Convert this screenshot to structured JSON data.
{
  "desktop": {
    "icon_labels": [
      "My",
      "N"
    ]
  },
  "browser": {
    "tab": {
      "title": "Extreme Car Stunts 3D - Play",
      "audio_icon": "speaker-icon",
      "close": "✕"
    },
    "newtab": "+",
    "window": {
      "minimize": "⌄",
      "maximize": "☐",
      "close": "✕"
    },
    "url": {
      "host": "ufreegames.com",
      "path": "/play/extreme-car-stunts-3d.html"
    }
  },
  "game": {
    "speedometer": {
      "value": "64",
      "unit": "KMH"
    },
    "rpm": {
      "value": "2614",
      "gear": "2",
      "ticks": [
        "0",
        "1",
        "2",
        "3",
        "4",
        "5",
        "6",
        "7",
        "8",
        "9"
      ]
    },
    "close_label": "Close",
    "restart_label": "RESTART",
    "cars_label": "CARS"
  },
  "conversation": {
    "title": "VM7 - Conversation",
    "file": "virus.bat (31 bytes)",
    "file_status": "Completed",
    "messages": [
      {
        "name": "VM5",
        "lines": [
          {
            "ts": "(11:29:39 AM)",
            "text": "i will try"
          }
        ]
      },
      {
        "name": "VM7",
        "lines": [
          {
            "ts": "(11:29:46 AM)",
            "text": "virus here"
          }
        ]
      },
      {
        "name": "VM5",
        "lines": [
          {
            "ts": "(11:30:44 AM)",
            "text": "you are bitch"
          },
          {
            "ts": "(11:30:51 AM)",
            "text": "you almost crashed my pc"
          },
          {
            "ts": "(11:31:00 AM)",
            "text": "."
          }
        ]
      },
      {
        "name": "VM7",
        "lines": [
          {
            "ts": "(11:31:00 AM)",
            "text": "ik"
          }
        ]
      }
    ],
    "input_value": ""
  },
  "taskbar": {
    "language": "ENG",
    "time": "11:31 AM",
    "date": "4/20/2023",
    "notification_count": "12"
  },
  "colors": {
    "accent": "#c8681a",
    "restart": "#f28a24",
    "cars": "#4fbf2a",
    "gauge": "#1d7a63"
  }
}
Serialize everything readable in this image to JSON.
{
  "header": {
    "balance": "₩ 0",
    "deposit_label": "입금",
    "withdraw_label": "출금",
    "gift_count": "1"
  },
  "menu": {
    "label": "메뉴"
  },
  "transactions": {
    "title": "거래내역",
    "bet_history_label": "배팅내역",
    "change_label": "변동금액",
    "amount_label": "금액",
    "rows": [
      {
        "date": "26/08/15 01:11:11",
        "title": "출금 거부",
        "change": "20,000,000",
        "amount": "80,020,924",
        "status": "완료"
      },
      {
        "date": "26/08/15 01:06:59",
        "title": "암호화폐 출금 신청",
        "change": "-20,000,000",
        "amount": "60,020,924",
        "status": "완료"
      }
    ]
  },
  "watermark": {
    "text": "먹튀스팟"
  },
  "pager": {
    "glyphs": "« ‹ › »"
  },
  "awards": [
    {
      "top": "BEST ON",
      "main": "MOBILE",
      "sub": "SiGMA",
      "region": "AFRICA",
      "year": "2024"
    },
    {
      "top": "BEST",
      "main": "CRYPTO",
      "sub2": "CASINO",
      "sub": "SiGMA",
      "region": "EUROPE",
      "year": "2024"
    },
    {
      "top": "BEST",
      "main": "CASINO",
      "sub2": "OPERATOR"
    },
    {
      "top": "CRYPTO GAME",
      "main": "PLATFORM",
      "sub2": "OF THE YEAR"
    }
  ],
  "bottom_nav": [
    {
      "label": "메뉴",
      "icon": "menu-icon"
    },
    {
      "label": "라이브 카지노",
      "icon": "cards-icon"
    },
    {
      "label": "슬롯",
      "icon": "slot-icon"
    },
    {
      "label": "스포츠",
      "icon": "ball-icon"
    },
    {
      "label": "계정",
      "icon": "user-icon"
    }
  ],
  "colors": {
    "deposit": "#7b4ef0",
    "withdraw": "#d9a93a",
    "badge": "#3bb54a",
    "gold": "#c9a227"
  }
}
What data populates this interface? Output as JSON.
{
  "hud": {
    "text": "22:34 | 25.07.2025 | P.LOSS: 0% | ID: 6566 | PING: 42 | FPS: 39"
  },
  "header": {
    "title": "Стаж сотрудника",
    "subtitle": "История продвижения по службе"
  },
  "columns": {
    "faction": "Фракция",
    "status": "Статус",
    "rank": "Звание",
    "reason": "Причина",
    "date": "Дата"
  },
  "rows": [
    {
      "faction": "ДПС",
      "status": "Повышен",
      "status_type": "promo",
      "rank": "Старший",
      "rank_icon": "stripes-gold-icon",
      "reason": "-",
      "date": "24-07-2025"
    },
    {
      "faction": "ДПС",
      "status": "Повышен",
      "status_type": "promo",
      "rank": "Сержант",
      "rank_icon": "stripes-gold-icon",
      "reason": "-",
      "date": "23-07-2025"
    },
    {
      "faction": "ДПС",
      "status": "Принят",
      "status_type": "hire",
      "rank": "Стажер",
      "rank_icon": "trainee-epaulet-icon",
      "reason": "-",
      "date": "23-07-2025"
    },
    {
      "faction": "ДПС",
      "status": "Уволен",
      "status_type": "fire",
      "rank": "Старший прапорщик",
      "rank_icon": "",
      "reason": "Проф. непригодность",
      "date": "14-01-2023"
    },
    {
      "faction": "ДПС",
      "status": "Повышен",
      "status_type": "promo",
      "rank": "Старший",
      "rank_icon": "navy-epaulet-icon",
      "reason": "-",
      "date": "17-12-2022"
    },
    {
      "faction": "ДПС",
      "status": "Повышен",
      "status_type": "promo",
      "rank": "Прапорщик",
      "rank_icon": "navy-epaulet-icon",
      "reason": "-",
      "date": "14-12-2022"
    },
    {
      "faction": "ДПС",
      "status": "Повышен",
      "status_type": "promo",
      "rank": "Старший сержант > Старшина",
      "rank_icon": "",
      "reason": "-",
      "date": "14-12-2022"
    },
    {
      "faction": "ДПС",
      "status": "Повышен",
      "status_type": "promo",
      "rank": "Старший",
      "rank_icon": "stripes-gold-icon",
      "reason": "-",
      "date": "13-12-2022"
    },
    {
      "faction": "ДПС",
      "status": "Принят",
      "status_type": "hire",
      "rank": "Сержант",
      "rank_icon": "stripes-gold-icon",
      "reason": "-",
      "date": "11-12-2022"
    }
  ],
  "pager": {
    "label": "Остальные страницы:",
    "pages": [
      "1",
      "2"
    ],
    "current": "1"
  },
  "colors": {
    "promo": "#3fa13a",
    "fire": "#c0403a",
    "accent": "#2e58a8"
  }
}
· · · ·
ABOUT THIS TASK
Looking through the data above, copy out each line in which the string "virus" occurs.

ANSWER SECTION
    "file": "virus.bat (31 bytes)",
            "text": "virus here"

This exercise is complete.